Draw out every line with the word "data" from the listing below.

[[ Records shown open ]]

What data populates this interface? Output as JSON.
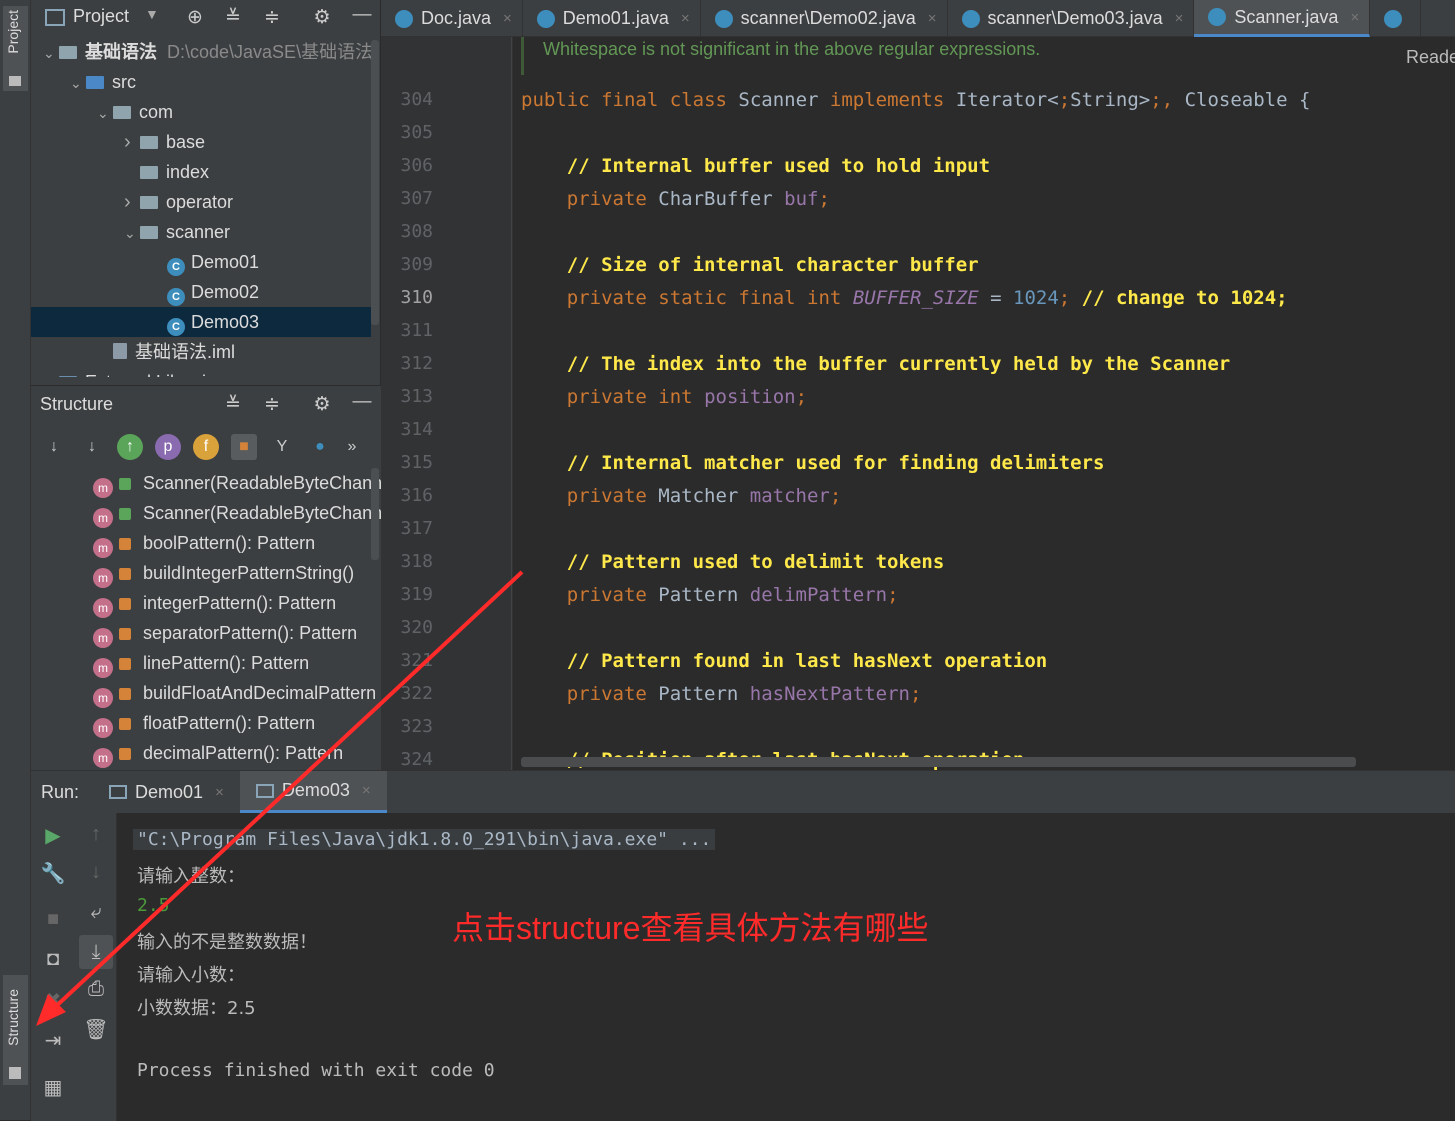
{
  "left_strip": {
    "project_label": "Project",
    "structure_label": "Structure"
  },
  "project": {
    "title": "Project",
    "tree": [
      {
        "label": "基础语法",
        "path": "D:\\code\\JavaSE\\基础语法",
        "depth": 0,
        "kind": "module",
        "arrow": "v"
      },
      {
        "label": "src",
        "depth": 1,
        "kind": "src",
        "arrow": "v"
      },
      {
        "label": "com",
        "depth": 2,
        "kind": "package",
        "arrow": "v"
      },
      {
        "label": "base",
        "depth": 3,
        "kind": "package",
        "arrow": ">"
      },
      {
        "label": "index",
        "depth": 3,
        "kind": "package",
        "arrow": ""
      },
      {
        "label": "operator",
        "depth": 3,
        "kind": "package",
        "arrow": ">"
      },
      {
        "label": "scanner",
        "depth": 3,
        "kind": "package",
        "arrow": "v"
      },
      {
        "label": "Demo01",
        "depth": 4,
        "kind": "class",
        "arrow": ""
      },
      {
        "label": "Demo02",
        "depth": 4,
        "kind": "class",
        "arrow": ""
      },
      {
        "label": "Demo03",
        "depth": 4,
        "kind": "class",
        "arrow": "",
        "selected": true
      },
      {
        "label": "基础语法.iml",
        "depth": 2,
        "kind": "iml",
        "arrow": ""
      },
      {
        "label": "External Libraries",
        "depth": 0,
        "kind": "lib",
        "arrow": ">"
      }
    ]
  },
  "structure": {
    "title": "Structure",
    "items": [
      {
        "label": "Scanner(ReadableByteChannel",
        "vis": "public"
      },
      {
        "label": "Scanner(ReadableByteChannel",
        "vis": "public"
      },
      {
        "label": "boolPattern(): Pattern",
        "vis": "private"
      },
      {
        "label": "buildIntegerPatternString()",
        "vis": "private"
      },
      {
        "label": "integerPattern(): Pattern",
        "vis": "private"
      },
      {
        "label": "separatorPattern(): Pattern",
        "vis": "private"
      },
      {
        "label": "linePattern(): Pattern",
        "vis": "private"
      },
      {
        "label": "buildFloatAndDecimalPattern",
        "vis": "private"
      },
      {
        "label": "floatPattern(): Pattern",
        "vis": "private"
      },
      {
        "label": "decimalPattern(): Pattern",
        "vis": "private"
      }
    ]
  },
  "tabs": [
    {
      "label": "Doc.java",
      "active": false
    },
    {
      "label": "Demo01.java",
      "active": false
    },
    {
      "label": "scanner\\Demo02.java",
      "active": false
    },
    {
      "label": "scanner\\Demo03.java",
      "active": false
    },
    {
      "label": "Scanner.java",
      "active": true
    }
  ],
  "editor": {
    "reader_mode": "Reader Mode",
    "doc_comment": "Whitespace is not significant in the above regular expressions.",
    "current_line": 310,
    "lines": [
      {
        "n": 304,
        "code": "public final class Scanner implements Iterator<String>, Closeable {"
      },
      {
        "n": 305,
        "code": ""
      },
      {
        "n": 306,
        "code": "    // Internal buffer used to hold input"
      },
      {
        "n": 307,
        "code": "    private CharBuffer buf;"
      },
      {
        "n": 308,
        "code": ""
      },
      {
        "n": 309,
        "code": "    // Size of internal character buffer"
      },
      {
        "n": 310,
        "code": "    private static final int BUFFER_SIZE = 1024; // change to 1024;"
      },
      {
        "n": 311,
        "code": ""
      },
      {
        "n": 312,
        "code": "    // The index into the buffer currently held by the Scanner"
      },
      {
        "n": 313,
        "code": "    private int position;"
      },
      {
        "n": 314,
        "code": ""
      },
      {
        "n": 315,
        "code": "    // Internal matcher used for finding delimiters"
      },
      {
        "n": 316,
        "code": "    private Matcher matcher;"
      },
      {
        "n": 317,
        "code": ""
      },
      {
        "n": 318,
        "code": "    // Pattern used to delimit tokens"
      },
      {
        "n": 319,
        "code": "    private Pattern delimPattern;"
      },
      {
        "n": 320,
        "code": ""
      },
      {
        "n": 321,
        "code": "    // Pattern found in last hasNext operation"
      },
      {
        "n": 322,
        "code": "    private Pattern hasNextPattern;"
      },
      {
        "n": 323,
        "code": ""
      },
      {
        "n": 324,
        "code": "    // Position after last hasNext operation"
      }
    ]
  },
  "run": {
    "label": "Run:",
    "tabs": [
      {
        "label": "Demo01",
        "active": false
      },
      {
        "label": "Demo03",
        "active": true
      }
    ],
    "console": [
      {
        "text": "\"C:\\Program Files\\Java\\jdk1.8.0_291\\bin\\java.exe\" ...",
        "kind": "cmd"
      },
      {
        "text": "请输入整数：",
        "kind": "out"
      },
      {
        "text": "2.5",
        "kind": "input"
      },
      {
        "text": "输入的不是整数数据！",
        "kind": "out"
      },
      {
        "text": "请输入小数：",
        "kind": "out"
      },
      {
        "text": "小数数据：2.5",
        "kind": "out"
      },
      {
        "text": "",
        "kind": "out"
      },
      {
        "text": "Process finished with exit code 0",
        "kind": "out"
      }
    ]
  },
  "annotation": {
    "text": "点击structure查看具体方法有哪些",
    "color": "#ff2a2a"
  },
  "colors": {
    "keyword": "#cc7832",
    "comment": "#ffe84a",
    "number": "#6897bb",
    "field": "#9876aa",
    "accent": "#4a88c7",
    "selection": "#0d293e"
  }
}
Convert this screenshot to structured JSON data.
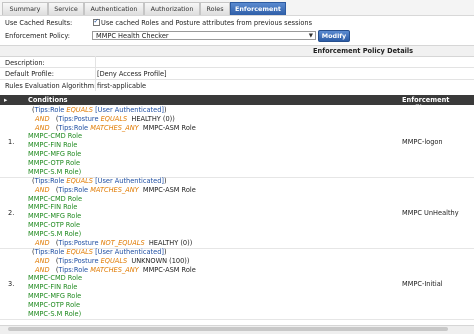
{
  "tabs": [
    {
      "label": "Summary"
    },
    {
      "label": "Service"
    },
    {
      "label": "Authentication"
    },
    {
      "label": "Authorization"
    },
    {
      "label": "Roles"
    },
    {
      "label": "Enforcement"
    }
  ],
  "use_cached": {
    "label": "Use Cached Results:",
    "checkbox_label": "Use cached Roles and Posture attributes from previous sessions"
  },
  "enforcement_policy": {
    "label": "Enforcement Policy:",
    "value": "MMPC Health Checker",
    "modify_label": "Modify"
  },
  "details_header": "Enforcement Policy Details",
  "details": {
    "description_label": "Description:",
    "description_value": "",
    "default_profile_label": "Default Profile:",
    "default_profile_value": "[Deny Access Profile]",
    "rules_algo_label": "Rules Evaluation Algorithm:",
    "rules_algo_value": "first-applicable"
  },
  "table": {
    "col_conditions": "Conditions",
    "col_profiles": "Enforcement Profiles"
  },
  "rules": [
    {
      "num": "1.",
      "profile": "MMPC-logon",
      "lines": [
        [
          [
            "blk",
            "("
          ],
          [
            "ent",
            "Tips:Role"
          ],
          [
            "sp",
            " "
          ],
          [
            "kw",
            "EQUALS"
          ],
          [
            "sp",
            " "
          ],
          [
            "ent",
            "[User Authenticated]"
          ],
          [
            "blk",
            ")"
          ]
        ],
        [
          [
            "kw",
            "AND"
          ],
          [
            "sp",
            "   ("
          ],
          [
            "ent",
            "Tips:Posture"
          ],
          [
            "sp",
            " "
          ],
          [
            "kw",
            "EQUALS"
          ],
          [
            "sp",
            "  "
          ],
          [
            "blk",
            "HEALTHY (0)"
          ],
          [
            "blk",
            ")"
          ]
        ],
        [
          [
            "kw",
            "AND"
          ],
          [
            "sp",
            "   ("
          ],
          [
            "ent",
            "Tips:Role"
          ],
          [
            "sp",
            " "
          ],
          [
            "kw",
            "MATCHES_ANY"
          ],
          [
            "sp",
            "  "
          ],
          [
            "blk",
            "MMPC-ASM Role"
          ]
        ],
        [
          [
            "val",
            "MMPC-CMD Role"
          ]
        ],
        [
          [
            "val",
            "MMPC-FIN Role"
          ]
        ],
        [
          [
            "val",
            "MMPC-MFG Role"
          ]
        ],
        [
          [
            "val",
            "MMPC-OTP Role"
          ]
        ],
        [
          [
            "val",
            "MMPC-S.M Role)"
          ]
        ]
      ]
    },
    {
      "num": "2.",
      "profile": "MMPC UnHealthy",
      "lines": [
        [
          [
            "blk",
            "("
          ],
          [
            "ent",
            "Tips:Role"
          ],
          [
            "sp",
            " "
          ],
          [
            "kw",
            "EQUALS"
          ],
          [
            "sp",
            " "
          ],
          [
            "ent",
            "[User Authenticated]"
          ],
          [
            "blk",
            ")"
          ]
        ],
        [
          [
            "kw",
            "AND"
          ],
          [
            "sp",
            "   ("
          ],
          [
            "ent",
            "Tips:Role"
          ],
          [
            "sp",
            " "
          ],
          [
            "kw",
            "MATCHES_ANY"
          ],
          [
            "sp",
            "  "
          ],
          [
            "blk",
            "MMPC-ASM Role"
          ]
        ],
        [
          [
            "val",
            "MMPC-CMD Role"
          ]
        ],
        [
          [
            "val",
            "MMPC-FIN Role"
          ]
        ],
        [
          [
            "val",
            "MMPC-MFG Role"
          ]
        ],
        [
          [
            "val",
            "MMPC-OTP Role"
          ]
        ],
        [
          [
            "val",
            "MMPC-S.M Role)"
          ]
        ],
        [
          [
            "kw",
            "AND"
          ],
          [
            "sp",
            "   ("
          ],
          [
            "ent",
            "Tips:Posture"
          ],
          [
            "sp",
            " "
          ],
          [
            "kw",
            "NOT_EQUALS"
          ],
          [
            "sp",
            "  "
          ],
          [
            "blk",
            "HEALTHY (0)"
          ],
          [
            "blk",
            ")"
          ]
        ]
      ]
    },
    {
      "num": "3.",
      "profile": "MMPC-Initial",
      "lines": [
        [
          [
            "blk",
            "("
          ],
          [
            "ent",
            "Tips:Role"
          ],
          [
            "sp",
            " "
          ],
          [
            "kw",
            "EQUALS"
          ],
          [
            "sp",
            " "
          ],
          [
            "ent",
            "[User Authenticated]"
          ],
          [
            "blk",
            ")"
          ]
        ],
        [
          [
            "kw",
            "AND"
          ],
          [
            "sp",
            "   ("
          ],
          [
            "ent",
            "Tips:Posture"
          ],
          [
            "sp",
            " "
          ],
          [
            "kw",
            "EQUALS"
          ],
          [
            "sp",
            "  "
          ],
          [
            "blk",
            "UNKNOWN (100)"
          ],
          [
            "blk",
            ")"
          ]
        ],
        [
          [
            "kw",
            "AND"
          ],
          [
            "sp",
            "   ("
          ],
          [
            "ent",
            "Tips:Role"
          ],
          [
            "sp",
            " "
          ],
          [
            "kw",
            "MATCHES_ANY"
          ],
          [
            "sp",
            "  "
          ],
          [
            "blk",
            "MMPC-ASM Role"
          ]
        ],
        [
          [
            "val",
            "MMPC-CMD Role"
          ]
        ],
        [
          [
            "val",
            "MMPC-FIN Role"
          ]
        ],
        [
          [
            "val",
            "MMPC-MFG Role"
          ]
        ],
        [
          [
            "val",
            "MMPC-OTP Role"
          ]
        ],
        [
          [
            "val",
            "MMPC-S.M Role)"
          ]
        ]
      ]
    }
  ]
}
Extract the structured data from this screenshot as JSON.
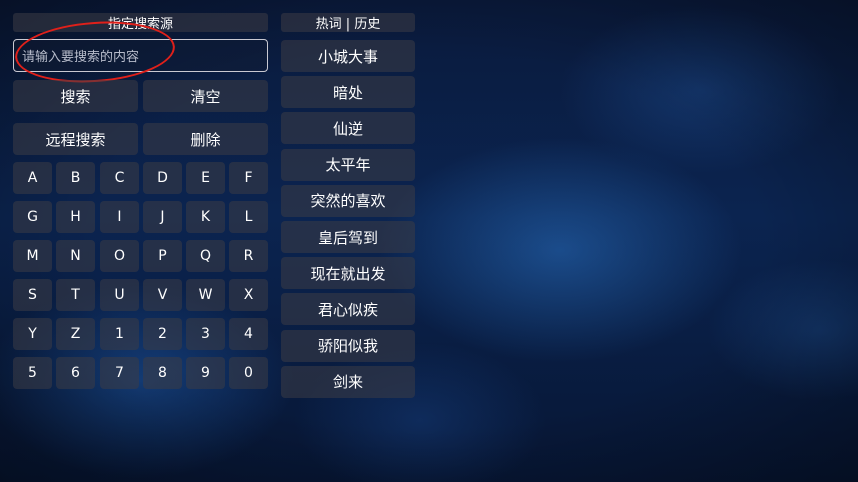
{
  "left_panel": {
    "header": "指定搜索源",
    "search": {
      "placeholder": "请输入要搜索的内容",
      "value": ""
    },
    "actions": {
      "search": "搜索",
      "clear": "清空",
      "remote_search": "远程搜索",
      "delete": "删除"
    },
    "keyboard_rows": [
      [
        "A",
        "B",
        "C",
        "D",
        "E",
        "F"
      ],
      [
        "G",
        "H",
        "I",
        "J",
        "K",
        "L"
      ],
      [
        "M",
        "N",
        "O",
        "P",
        "Q",
        "R"
      ],
      [
        "S",
        "T",
        "U",
        "V",
        "W",
        "X"
      ],
      [
        "Y",
        "Z",
        "1",
        "2",
        "3",
        "4"
      ],
      [
        "5",
        "6",
        "7",
        "8",
        "9",
        "0"
      ]
    ]
  },
  "right_panel": {
    "header": "热词 | 历史",
    "hot_words": [
      "小城大事",
      "暗处",
      "仙逆",
      "太平年",
      "突然的喜欢",
      "皇后驾到",
      "现在就出发",
      "君心似疾",
      "骄阳似我",
      "剑来"
    ]
  },
  "annotation": {
    "color": "#e0201a",
    "shape": "ellipse",
    "target": "search-input"
  },
  "colors": {
    "button_bg": "rgba(60,60,70,0.55)",
    "background": "#0b2450",
    "text": "#ffffff"
  }
}
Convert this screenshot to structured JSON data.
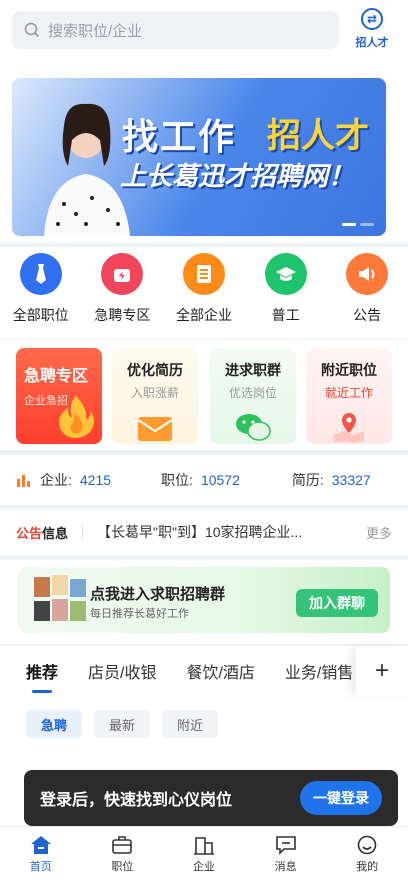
{
  "search": {
    "placeholder": "搜索职位/企业"
  },
  "header": {
    "hire_label": "招人才"
  },
  "banner": {
    "line1": "找工作",
    "line2": "招人才",
    "line3": "上长葛迅才招聘网！"
  },
  "quick_menu": [
    {
      "label": "全部职位",
      "icon": "tie-icon",
      "color": "#2f6ff0"
    },
    {
      "label": "急聘专区",
      "icon": "urgent-icon",
      "color": "#f0455a"
    },
    {
      "label": "全部企业",
      "icon": "building-icon",
      "color": "#ff8a18"
    },
    {
      "label": "普工",
      "icon": "graduation-cap-icon",
      "color": "#1fc36a"
    },
    {
      "label": "公告",
      "icon": "speaker-icon",
      "color": "#ff7a3a"
    }
  ],
  "feature_cards": {
    "urgent": {
      "title": "急聘专区",
      "subtitle": "企业急招"
    },
    "resume": {
      "title": "优化简历",
      "subtitle": "入职涨薪"
    },
    "group": {
      "title": "进求职群",
      "subtitle": "优选岗位"
    },
    "nearby": {
      "title": "附近职位",
      "subtitle": "就近工作"
    }
  },
  "stats": [
    {
      "label": "企业:",
      "value": "4215"
    },
    {
      "label": "职位:",
      "value": "10572"
    },
    {
      "label": "简历:",
      "value": "33327"
    }
  ],
  "notice": {
    "label_a": "公告",
    "label_b": "信息",
    "text": "【长葛早\"职\"到】10家招聘企业...",
    "more": "更多"
  },
  "join_group": {
    "title": "点我进入求职招聘群",
    "subtitle": "每日推荐长葛好工作",
    "button": "加入群聊"
  },
  "tabs": [
    {
      "label": "推荐",
      "active": true
    },
    {
      "label": "店员/收银",
      "active": false
    },
    {
      "label": "餐饮/酒店",
      "active": false
    },
    {
      "label": "业务/销售",
      "active": false
    }
  ],
  "filters": [
    {
      "label": "急聘",
      "active": true
    },
    {
      "label": "最新",
      "active": false
    },
    {
      "label": "附近",
      "active": false
    }
  ],
  "login_toast": {
    "text": "登录后，快速找到心仪岗位",
    "button": "一键登录"
  },
  "bottom_nav": [
    {
      "label": "首页",
      "icon": "home-icon",
      "active": true
    },
    {
      "label": "职位",
      "icon": "briefcase-icon",
      "active": false
    },
    {
      "label": "企业",
      "icon": "company-icon",
      "active": false
    },
    {
      "label": "消息",
      "icon": "message-icon",
      "active": false
    },
    {
      "label": "我的",
      "icon": "profile-icon",
      "active": false
    }
  ],
  "colors": {
    "primary": "#1e63d6",
    "accent_red": "#e8432e",
    "group_green": "#37c27a"
  }
}
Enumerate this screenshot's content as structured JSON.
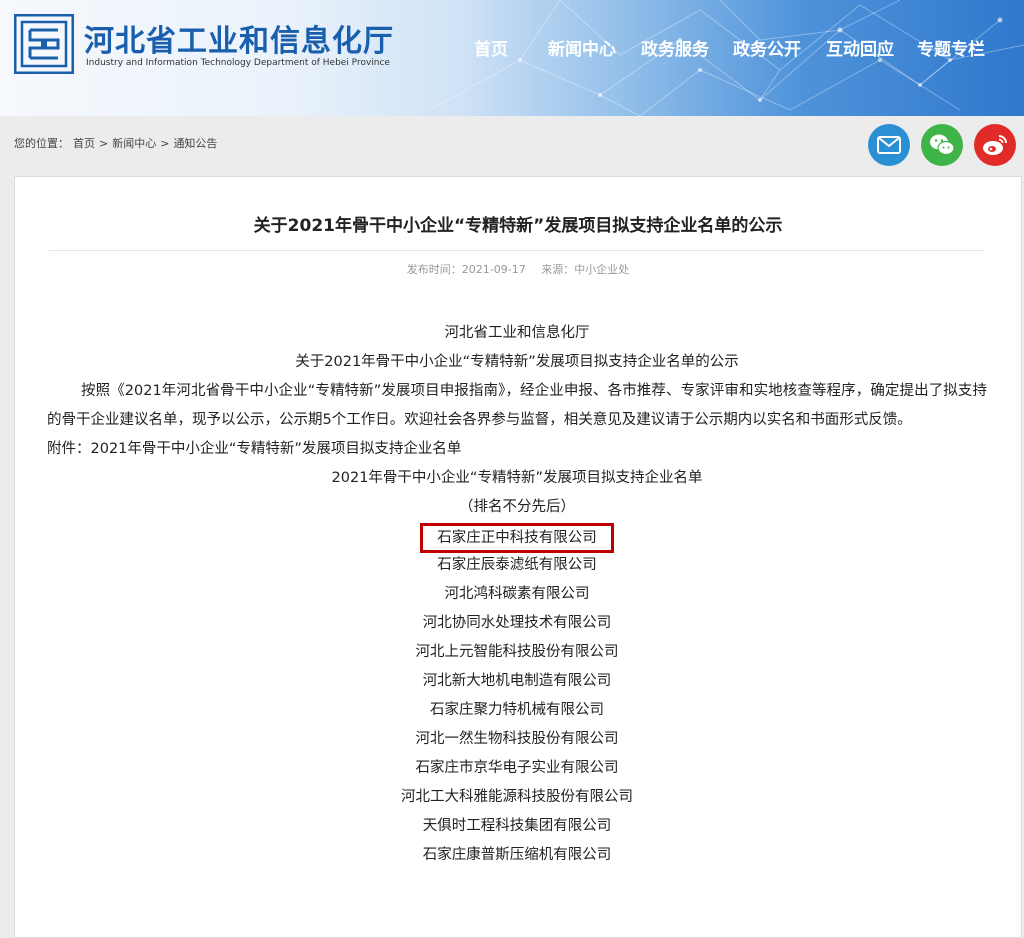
{
  "header": {
    "org_cn": "河北省工业和信息化厅",
    "org_en": "Industry and Information Technology Department of Hebei Province",
    "nav": [
      "首页",
      "新闻中心",
      "政务服务",
      "政务公开",
      "互动回应",
      "专题专栏"
    ]
  },
  "breadcrumb": {
    "prefix": "您的位置：",
    "items": [
      "首页",
      ">",
      "新闻中心",
      ">",
      "通知公告"
    ]
  },
  "share": {
    "icons": [
      "email-icon",
      "wechat-icon",
      "weibo-icon"
    ],
    "colors": [
      "#2b8fd4",
      "#3fb449",
      "#e02b28"
    ]
  },
  "article": {
    "title": "关于2021年骨干中小企业“专精特新”发展项目拟支持企业名单的公示",
    "publish_time": "发布时间：2021-09-17",
    "source": "来源：中小企业处",
    "issuer": "河北省工业和信息化厅",
    "subtitle": "关于2021年骨干中小企业“专精特新”发展项目拟支持企业名单的公示",
    "paragraph": "按照《2021年河北省骨干中小企业“专精特新”发展项目申报指南》，经企业申报、各市推荐、专家评审和实地核查等程序，确定提出了拟支持的骨干企业建议名单，现予以公示，公示期5个工作日。欢迎社会各界参与监督，相关意见及建议请于公示期内以实名和书面形式反馈。",
    "attachment": "附件：2021年骨干中小企业“专精特新”发展项目拟支持企业名单",
    "list_title": "2021年骨干中小企业“专精特新”发展项目拟支持企业名单",
    "list_note": "（排名不分先后）",
    "highlight_color": "#c00000",
    "companies": [
      "石家庄正中科技有限公司",
      "石家庄辰泰滤纸有限公司",
      "河北鸿科碳素有限公司",
      "河北协同水处理技术有限公司",
      "河北上元智能科技股份有限公司",
      "河北新大地机电制造有限公司",
      "石家庄聚力特机械有限公司",
      "河北一然生物科技股份有限公司",
      "石家庄市京华电子实业有限公司",
      "河北工大科雅能源科技股份有限公司",
      "天俱时工程科技集团有限公司",
      "石家庄康普斯压缩机有限公司"
    ]
  }
}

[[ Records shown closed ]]

▶ _Solution to this exercise_:
What data populates this interface? Output as JSON.
Convert this screenshot to structured JSON data.
Extract the structured data from this screenshot as JSON.
Convert this screenshot to structured JSON data.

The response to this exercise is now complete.